It was 1983 and Château Lagrange had been in a rut for a half century. Vintage after vintage had been smashed by critics, prices were falling, and its Third Growth status was nowhere to be seen. Then, from halfway across the world, Japanese liquor conglomerate Suntory swept away the rust -- literally replacing the outdated cellar and replanting the vineyard -- and got Château Lagrange back on its feet. We're still reaping the benefits of this turnaround today as prices have yet to catch up to the leap in quality.

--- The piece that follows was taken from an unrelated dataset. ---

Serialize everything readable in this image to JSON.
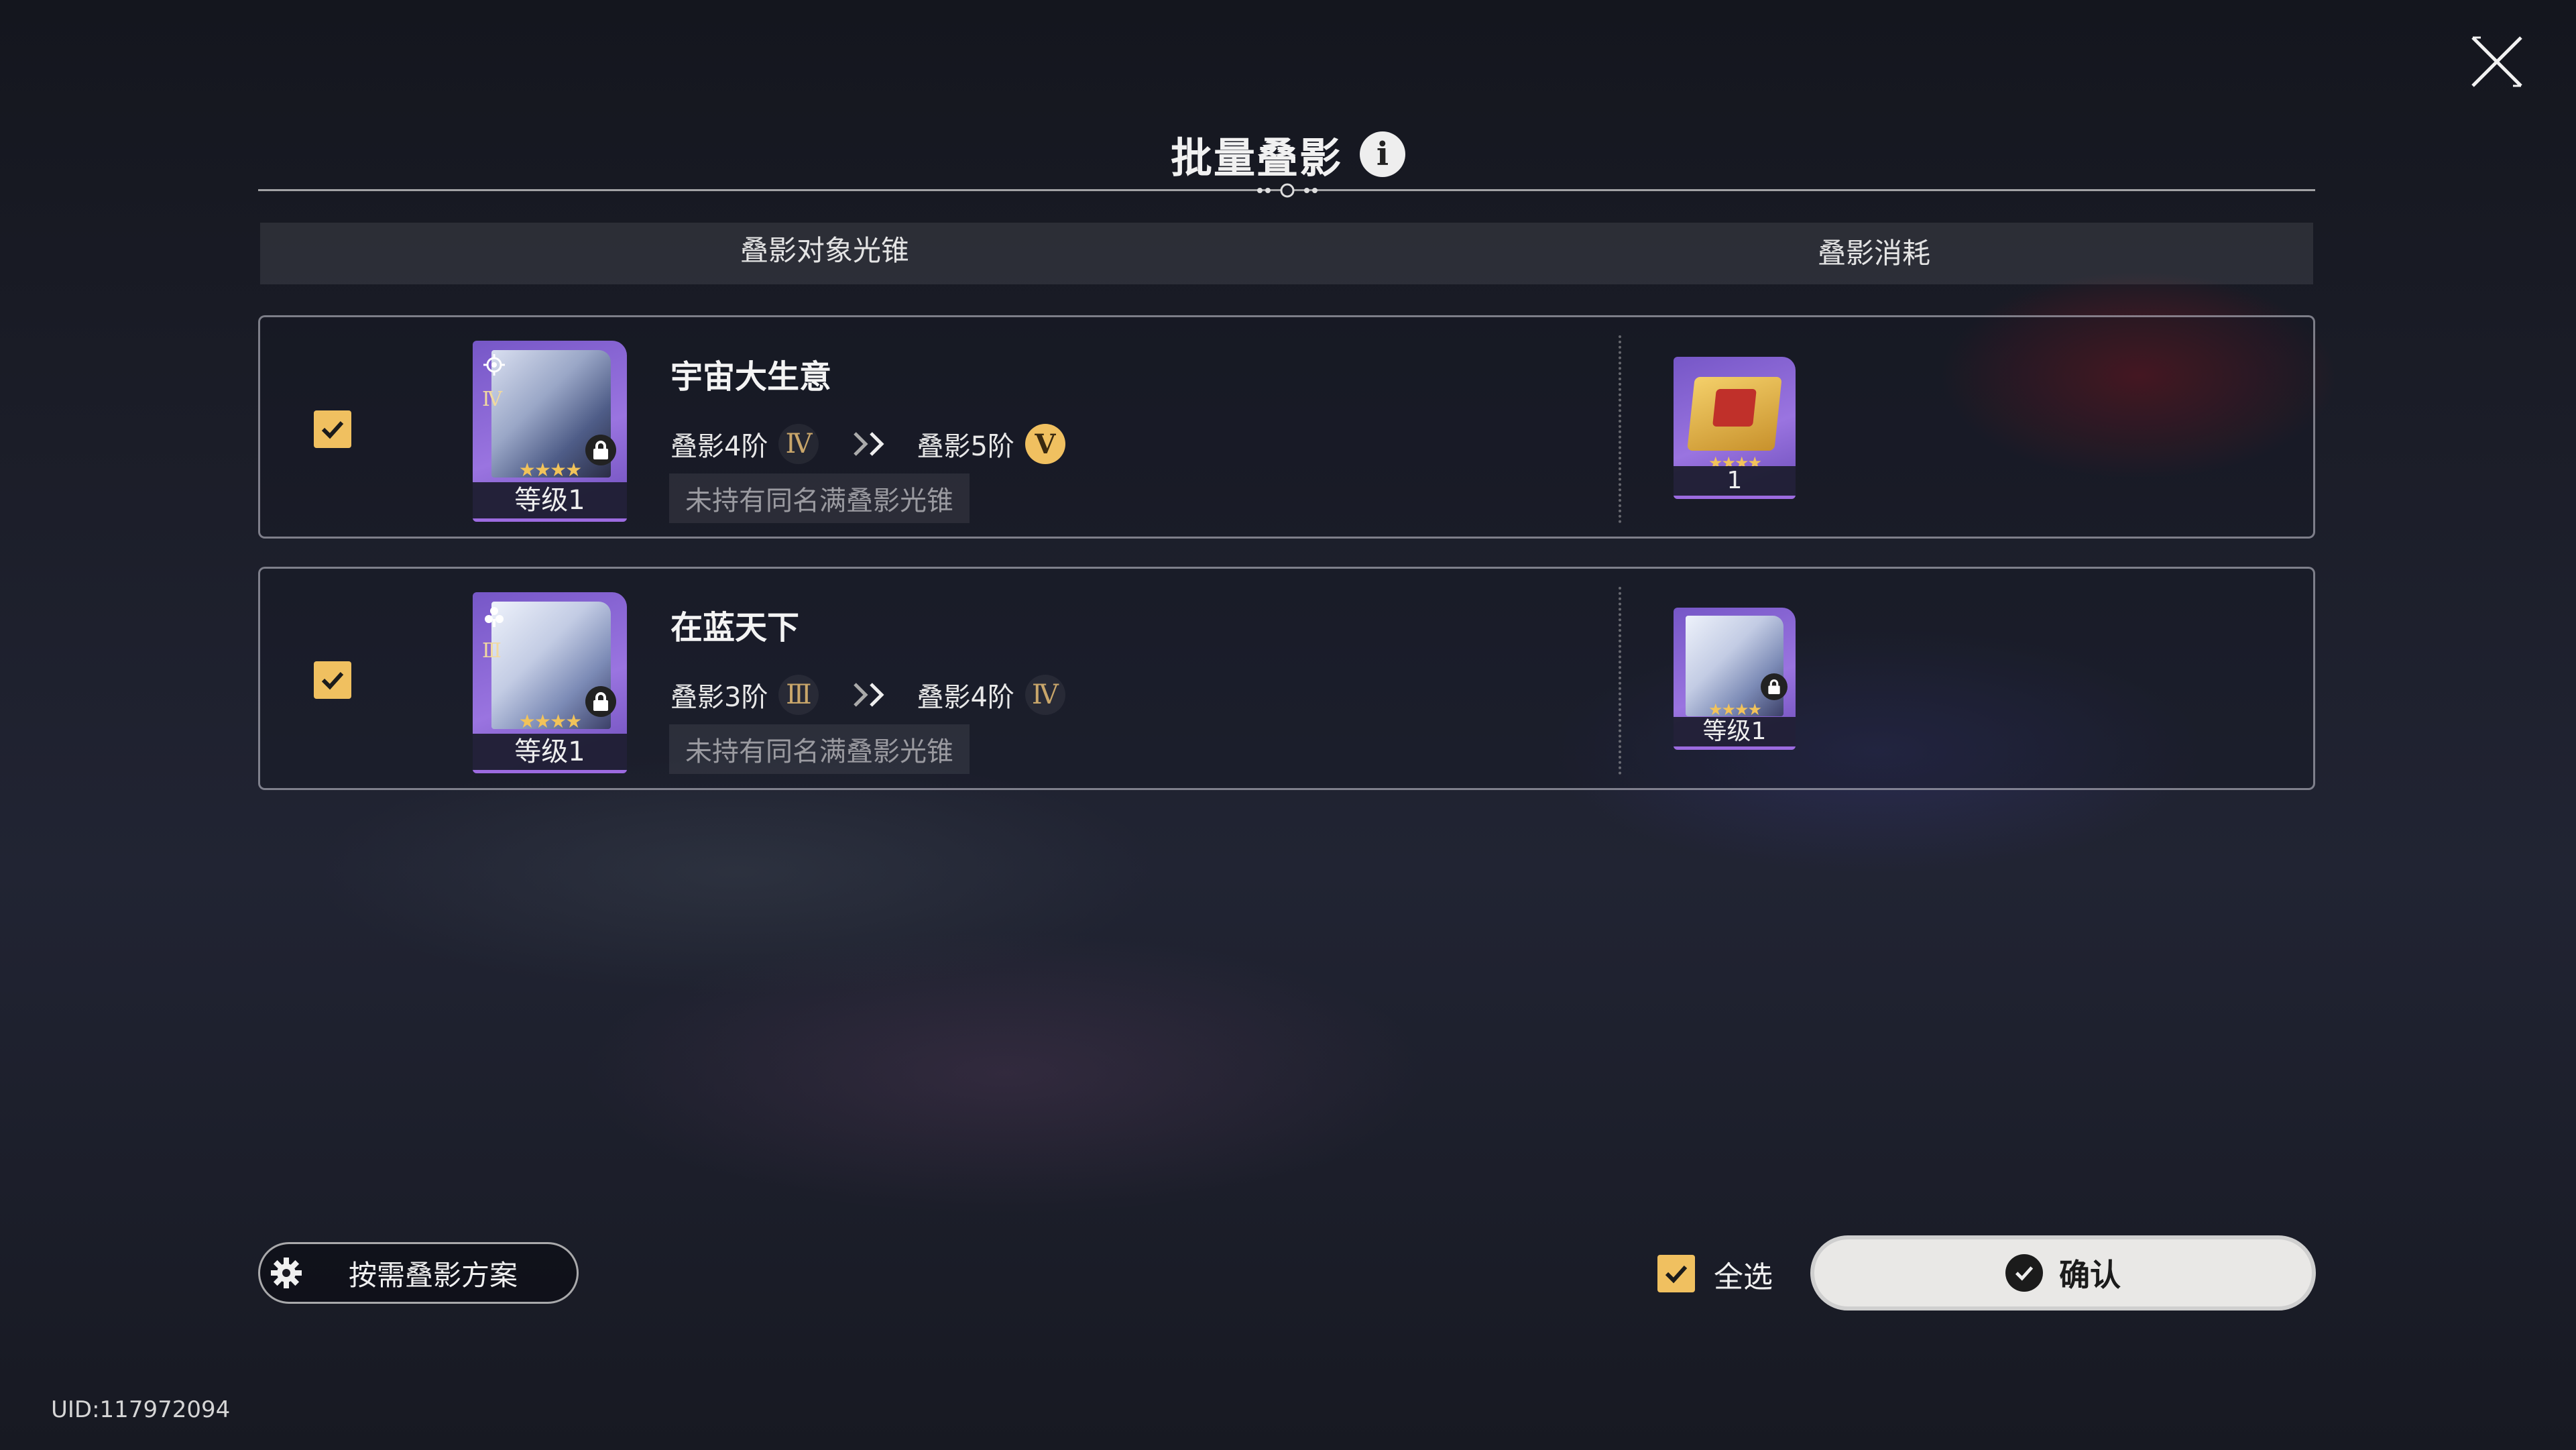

Winemaker Marcel Ducasse, who was handpicked by Suntory to lead its return to glory, steered the ship from '83 to 2007 and was recently succeeded by Bruno Eynard, his longtime technical director. Bruno manages the 115 hectare vineyard which is planted primary to Bordeaux varieties, Cabernet Sauvignon, Merlot and Petit Verdot at 65%, 28% and 7% respectively. There is also a small white vineyard -- 4 hectares -- planted to Sauvignon Blanc, Semillon and Muscadelle. For many years, Ducasse and Eynard worked on perfecting what is now a classically structured Saint-Julien that typically shows an almost medicinal austerity in the early going, with dominant notes of cassis, kirsch, menthol and minerals. Once a chronic underachiever, Château Lagrange is now the largest Cru Classé; in Bordeaux, producing between 50,000 and 55,000 cases per year.